In comparison, a man who was twenty in 1928 would have almost nothing in common with a man of twenty in the year 1968. Those intervening years saw great social and technological change (that drove a lot of the social change). A switch from mostly horse-drawn or electrified street car local transportation and trains for long distance travel, to the private auto for local transportation and cheap jet air travel for long distance transportation. Travel from New York to Los Angeles did not take days but hours. Radio was replaced by Television as the entertainment of choice in the home. Recorded music at home went from expensive, and fairly bad sounding novelties, to cheaply available. Telephones went from novelty to ubiquity. Social attitudes about race, sex, women, and more changed drastically as people moved from cities to suburbs. In 1928 women had the vote (nationally) for only 8 years, by 1968 it was nearly half a century old. In 1928, the world was stable, with no threat of sudden destruction of cities imaginable, the US protected by wide oceans, and the idea of war and destruction visited upon the US simply inconceivable..
Yet the world of 1968 is at least as different from today as 1928 was to it. Computers have gone from corporate data rooms, costing tens of millions of dollars, and the size of refrigerators, to commodities sold in Warehouse stores. Mobile phones capable of recording and playing video are common. The Internet, cable and satellite TV, laptop computers, and free wifi have all made unimaginable amounts of data and media accessible almost anywhere, any time. Jet travel is even cheaper and more available (if far less pleasant). Attitudes about gays (including Gay Marriage) unimaginable in 1968 are routinely discussed today on Daytime Television.
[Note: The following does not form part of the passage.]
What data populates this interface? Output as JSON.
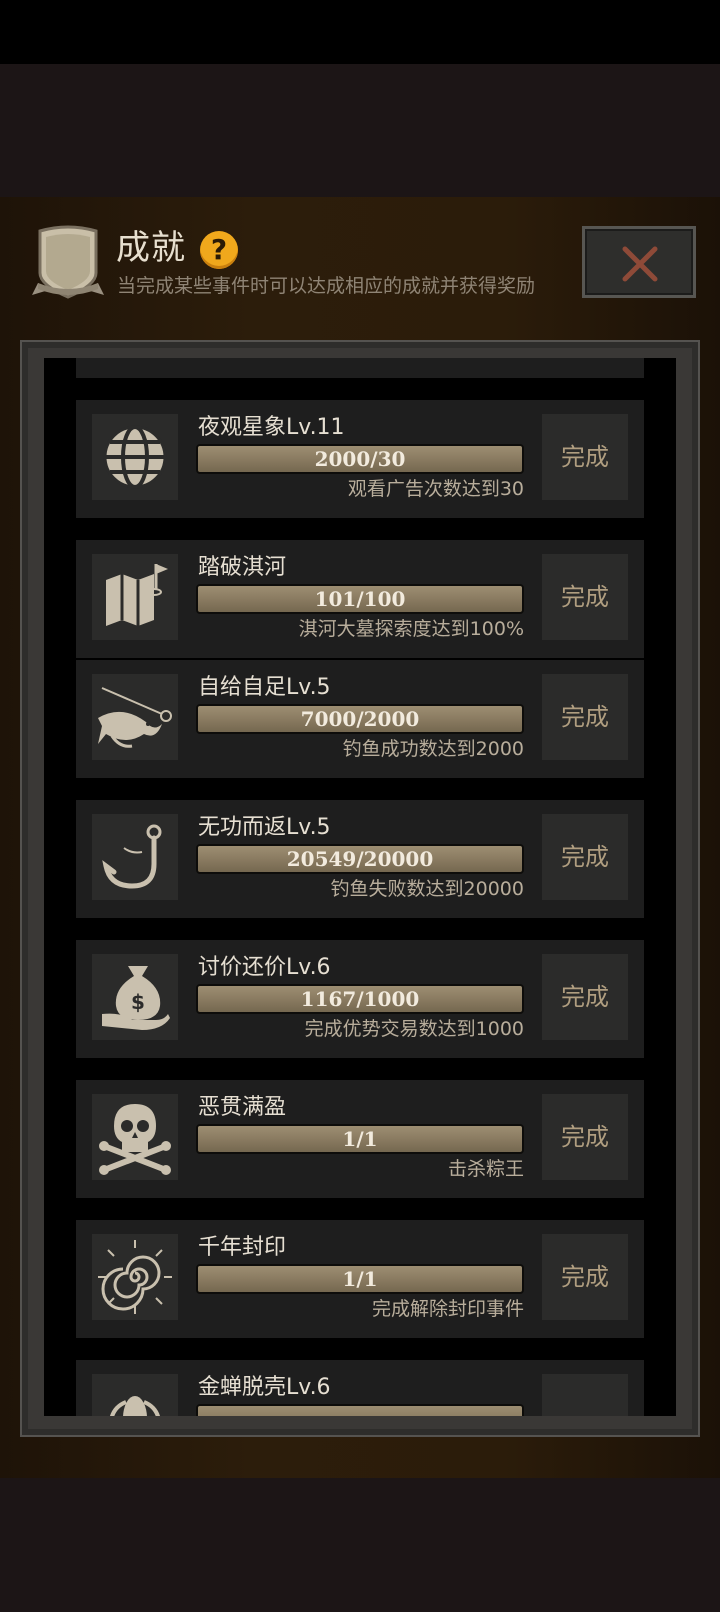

Why is it, then, that our culture remains stuck in 1968?
One reason might be the men who shape it, versus the men who shaped culture previously. Using IMDB.com, I used the data to construct the following tables. First, the culture that was replaced by the Youth Culture of 1968, the major cultural creators from roughly 1935-1954:
|Previous (1935-54)||Age in 1954||Year of Birth||Years before WWI End|
|J Lee Thompson||40||1914||4|
There are some interesting things about this table. First, you'll note how Old these key movie makers were. The Average Age was 56, they were on average, born in 1898 and had twenty years before the end of WWI (when the public found out just how bad the debacle in the trenches was, and how many were lost).
For the most part, these men were men of the Nineteenth Century, not the Twentieth. It showed in the movies they made. More leisurely, with more adult content, less desire to use shock to cover up lack of ideas, and a focus on making films for all ages, older (past 20, anyway) and young alike. Remember, back in the era of 1935-54, as Ed Driscoll points out, men were supposed to act (in public at least) like adults. Not overgrown boys. And women, well acted like women. Not overgrown girls.
Therefore, even men of 21 were expected to conduct themselves as adult men. Not as lightly supervised boys. It's hard for people to understand, that in that era, it was common for men to wear hats, and jacket and suit pants, for nearly everything at hand save hard manual labor. Women wore dresses unless out on some picnic or working at manual labor. This included young men and women as well those in their forties.
While some might quibble with a name or two, in the list above, I think it's fairly representative. There are one-hit wonders (but what a wonder) like Charles Laughton's "Night of the Hunter" and those who churned out film after film, like Howard Hawks or John Ford.
Compare with those of today:
|Person||Age in 2008||Year of Birth|
|Joss Whedon||44||1964||Steve Soderberg||45||1963|
An average of nine years younger, and the birth age of 1969. Instead of the formative years in the Nineteenth Century, today's movie and television producers and directors and writers came of age in the 1970's and 1980's. Is it any wonder that the attitudes of those eras still persist.
In some ways, it's not always 1968. It's always 1979. Carter, Disco, and the depressing "certainties" of the late 1970's reign supreme. In film, the collective efforts of the men above seem mostly to want to remake "the China Syndrome" or "All the Presidents Men" instead of creating something new, or at least adult and mature. Middle aged men avoid risk, and that these men largely do. Without, sadly, making entertainment that is truly adult. There is nothing more pathetic than powerful and middle aged men engaging in posturing against the man when they are, in fact, the man.
The creative class of today, if the table above is any use at all, is neither adult and mature enough to create timeless entertainment, for adults of all ages, nor young enough to challenge the status quo and create something exciting and new. Instead movies and television recycle the entertainment of their youth. Which wasn't new then, and has gotten more dated since. If past history is any guide, we're in for at least ten to fifteen more years of this rot. Until the above group is simply too old to make movies and television any more.
Thus, the reasons why it's always 1968. Or perhaps, 1979.